EXERCISE: Scan the listing for "Forum" and copy out each line that has it.

### DATA ###

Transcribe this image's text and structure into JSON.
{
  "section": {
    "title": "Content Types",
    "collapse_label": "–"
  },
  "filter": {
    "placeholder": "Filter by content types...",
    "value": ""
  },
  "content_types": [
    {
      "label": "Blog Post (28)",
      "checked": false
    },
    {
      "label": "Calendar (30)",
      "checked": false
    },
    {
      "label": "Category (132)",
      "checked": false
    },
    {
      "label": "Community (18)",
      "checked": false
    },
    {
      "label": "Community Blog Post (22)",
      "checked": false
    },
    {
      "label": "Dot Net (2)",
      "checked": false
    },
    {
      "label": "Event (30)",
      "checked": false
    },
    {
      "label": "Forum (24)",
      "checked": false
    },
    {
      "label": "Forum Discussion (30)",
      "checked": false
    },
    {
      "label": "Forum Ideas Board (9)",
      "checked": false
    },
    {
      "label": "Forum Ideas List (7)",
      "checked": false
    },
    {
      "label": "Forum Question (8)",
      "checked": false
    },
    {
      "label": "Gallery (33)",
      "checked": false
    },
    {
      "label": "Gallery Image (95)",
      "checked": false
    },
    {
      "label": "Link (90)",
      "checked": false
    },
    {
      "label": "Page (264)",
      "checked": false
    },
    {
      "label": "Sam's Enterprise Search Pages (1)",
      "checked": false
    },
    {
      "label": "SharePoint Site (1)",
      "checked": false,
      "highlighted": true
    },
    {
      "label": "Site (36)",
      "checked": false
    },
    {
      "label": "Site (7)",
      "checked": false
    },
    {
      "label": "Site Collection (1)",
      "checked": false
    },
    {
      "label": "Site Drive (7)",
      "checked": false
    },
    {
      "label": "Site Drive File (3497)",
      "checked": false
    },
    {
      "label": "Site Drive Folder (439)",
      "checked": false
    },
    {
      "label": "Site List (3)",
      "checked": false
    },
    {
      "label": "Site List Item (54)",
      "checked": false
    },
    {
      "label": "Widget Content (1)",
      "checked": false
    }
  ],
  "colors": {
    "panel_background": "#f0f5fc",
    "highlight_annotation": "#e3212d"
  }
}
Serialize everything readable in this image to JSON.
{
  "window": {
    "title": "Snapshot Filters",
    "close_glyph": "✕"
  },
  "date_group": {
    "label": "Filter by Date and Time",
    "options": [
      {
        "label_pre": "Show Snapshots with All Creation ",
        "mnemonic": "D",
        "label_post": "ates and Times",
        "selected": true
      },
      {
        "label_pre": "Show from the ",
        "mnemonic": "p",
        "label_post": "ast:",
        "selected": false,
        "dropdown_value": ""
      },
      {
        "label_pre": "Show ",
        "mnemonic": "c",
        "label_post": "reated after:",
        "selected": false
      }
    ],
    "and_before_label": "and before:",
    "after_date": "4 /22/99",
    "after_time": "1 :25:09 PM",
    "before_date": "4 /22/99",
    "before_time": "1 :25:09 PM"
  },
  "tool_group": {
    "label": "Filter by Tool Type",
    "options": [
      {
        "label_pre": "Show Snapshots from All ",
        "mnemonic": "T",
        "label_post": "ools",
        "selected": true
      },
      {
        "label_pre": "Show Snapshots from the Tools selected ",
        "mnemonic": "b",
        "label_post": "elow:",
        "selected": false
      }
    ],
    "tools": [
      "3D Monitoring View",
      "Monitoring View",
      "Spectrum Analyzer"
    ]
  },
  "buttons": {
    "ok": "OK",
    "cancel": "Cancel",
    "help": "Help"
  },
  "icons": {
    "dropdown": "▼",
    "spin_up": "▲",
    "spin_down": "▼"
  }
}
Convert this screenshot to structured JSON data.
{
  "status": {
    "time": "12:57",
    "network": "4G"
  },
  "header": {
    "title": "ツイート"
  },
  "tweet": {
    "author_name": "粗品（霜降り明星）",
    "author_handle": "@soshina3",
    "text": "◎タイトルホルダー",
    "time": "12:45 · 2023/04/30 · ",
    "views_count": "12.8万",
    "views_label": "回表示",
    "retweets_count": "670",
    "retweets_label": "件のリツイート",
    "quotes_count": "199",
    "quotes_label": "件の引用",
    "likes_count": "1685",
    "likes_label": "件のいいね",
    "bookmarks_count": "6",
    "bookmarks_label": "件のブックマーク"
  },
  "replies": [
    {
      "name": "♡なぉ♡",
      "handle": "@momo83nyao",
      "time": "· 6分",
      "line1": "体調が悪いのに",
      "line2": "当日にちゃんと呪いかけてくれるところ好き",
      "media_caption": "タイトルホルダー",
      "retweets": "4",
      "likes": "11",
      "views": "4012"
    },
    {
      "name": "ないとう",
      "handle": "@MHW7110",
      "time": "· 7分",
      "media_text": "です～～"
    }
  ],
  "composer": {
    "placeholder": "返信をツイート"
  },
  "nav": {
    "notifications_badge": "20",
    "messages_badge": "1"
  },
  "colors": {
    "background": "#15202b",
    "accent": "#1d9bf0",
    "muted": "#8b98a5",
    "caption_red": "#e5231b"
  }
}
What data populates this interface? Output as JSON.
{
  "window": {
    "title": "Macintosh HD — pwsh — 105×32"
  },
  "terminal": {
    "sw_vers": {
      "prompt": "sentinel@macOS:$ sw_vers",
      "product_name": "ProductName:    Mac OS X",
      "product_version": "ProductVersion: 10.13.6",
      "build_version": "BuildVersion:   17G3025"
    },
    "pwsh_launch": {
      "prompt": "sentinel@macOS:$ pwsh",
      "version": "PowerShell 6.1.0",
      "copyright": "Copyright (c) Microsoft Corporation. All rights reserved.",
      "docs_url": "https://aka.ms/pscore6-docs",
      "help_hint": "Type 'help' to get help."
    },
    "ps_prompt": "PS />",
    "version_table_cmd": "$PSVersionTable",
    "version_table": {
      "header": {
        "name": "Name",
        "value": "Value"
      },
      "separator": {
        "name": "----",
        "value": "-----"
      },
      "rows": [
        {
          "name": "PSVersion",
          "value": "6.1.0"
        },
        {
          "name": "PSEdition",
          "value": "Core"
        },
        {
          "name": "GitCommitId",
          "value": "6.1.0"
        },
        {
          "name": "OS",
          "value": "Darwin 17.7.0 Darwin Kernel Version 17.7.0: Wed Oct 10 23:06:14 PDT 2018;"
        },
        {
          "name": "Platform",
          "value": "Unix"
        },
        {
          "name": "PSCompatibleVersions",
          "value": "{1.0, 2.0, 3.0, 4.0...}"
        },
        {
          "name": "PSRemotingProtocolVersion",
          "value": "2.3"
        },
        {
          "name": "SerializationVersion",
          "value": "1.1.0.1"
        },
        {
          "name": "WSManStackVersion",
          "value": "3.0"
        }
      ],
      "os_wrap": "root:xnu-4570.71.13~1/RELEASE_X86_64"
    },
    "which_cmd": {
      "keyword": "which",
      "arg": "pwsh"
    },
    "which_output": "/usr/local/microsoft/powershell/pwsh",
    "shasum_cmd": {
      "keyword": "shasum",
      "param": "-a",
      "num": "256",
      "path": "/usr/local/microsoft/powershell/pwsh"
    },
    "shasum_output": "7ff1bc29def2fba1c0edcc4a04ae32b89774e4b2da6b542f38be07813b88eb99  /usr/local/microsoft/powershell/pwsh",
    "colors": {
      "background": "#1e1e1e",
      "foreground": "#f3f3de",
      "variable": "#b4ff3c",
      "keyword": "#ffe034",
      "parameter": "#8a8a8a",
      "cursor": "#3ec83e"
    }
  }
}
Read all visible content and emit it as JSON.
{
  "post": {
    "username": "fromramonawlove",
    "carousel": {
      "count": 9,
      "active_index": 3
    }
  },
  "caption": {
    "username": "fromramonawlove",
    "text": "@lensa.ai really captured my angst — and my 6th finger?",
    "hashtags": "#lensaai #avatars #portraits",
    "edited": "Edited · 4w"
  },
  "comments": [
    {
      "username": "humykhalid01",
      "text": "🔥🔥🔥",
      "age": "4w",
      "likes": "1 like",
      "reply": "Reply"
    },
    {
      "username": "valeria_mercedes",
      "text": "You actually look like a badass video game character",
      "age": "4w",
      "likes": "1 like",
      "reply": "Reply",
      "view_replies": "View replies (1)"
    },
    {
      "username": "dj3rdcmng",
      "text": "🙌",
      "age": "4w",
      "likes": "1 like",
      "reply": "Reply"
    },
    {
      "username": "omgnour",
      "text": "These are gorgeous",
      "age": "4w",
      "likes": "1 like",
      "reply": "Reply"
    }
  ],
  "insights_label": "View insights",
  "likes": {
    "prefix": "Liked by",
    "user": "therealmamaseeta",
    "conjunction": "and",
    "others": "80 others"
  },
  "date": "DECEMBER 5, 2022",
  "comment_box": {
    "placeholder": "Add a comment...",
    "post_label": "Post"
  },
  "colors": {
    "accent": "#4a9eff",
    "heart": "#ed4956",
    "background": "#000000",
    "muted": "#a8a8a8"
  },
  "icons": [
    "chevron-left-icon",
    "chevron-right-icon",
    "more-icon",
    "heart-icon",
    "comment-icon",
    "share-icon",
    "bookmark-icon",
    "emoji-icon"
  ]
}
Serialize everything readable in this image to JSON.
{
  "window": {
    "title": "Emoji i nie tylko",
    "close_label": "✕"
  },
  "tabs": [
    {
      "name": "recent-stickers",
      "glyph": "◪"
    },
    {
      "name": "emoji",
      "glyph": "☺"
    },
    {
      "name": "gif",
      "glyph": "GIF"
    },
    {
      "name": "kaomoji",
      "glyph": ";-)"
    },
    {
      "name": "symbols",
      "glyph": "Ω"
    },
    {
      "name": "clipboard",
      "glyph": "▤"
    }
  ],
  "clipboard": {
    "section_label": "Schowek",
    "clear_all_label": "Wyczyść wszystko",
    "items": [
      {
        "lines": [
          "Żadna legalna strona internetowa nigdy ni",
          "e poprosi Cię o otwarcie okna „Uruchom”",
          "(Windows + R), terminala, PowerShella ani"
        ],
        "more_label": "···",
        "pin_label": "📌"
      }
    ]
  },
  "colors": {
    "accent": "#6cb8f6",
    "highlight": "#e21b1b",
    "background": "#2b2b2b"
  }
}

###

ANSWER BOX:
      "label": "Forum (24)",
      "label": "Forum Discussion (30)",
      "label": "Forum Ideas Board (9)",
      "label": "Forum Ideas List (7)",
      "label": "Forum Question (8)",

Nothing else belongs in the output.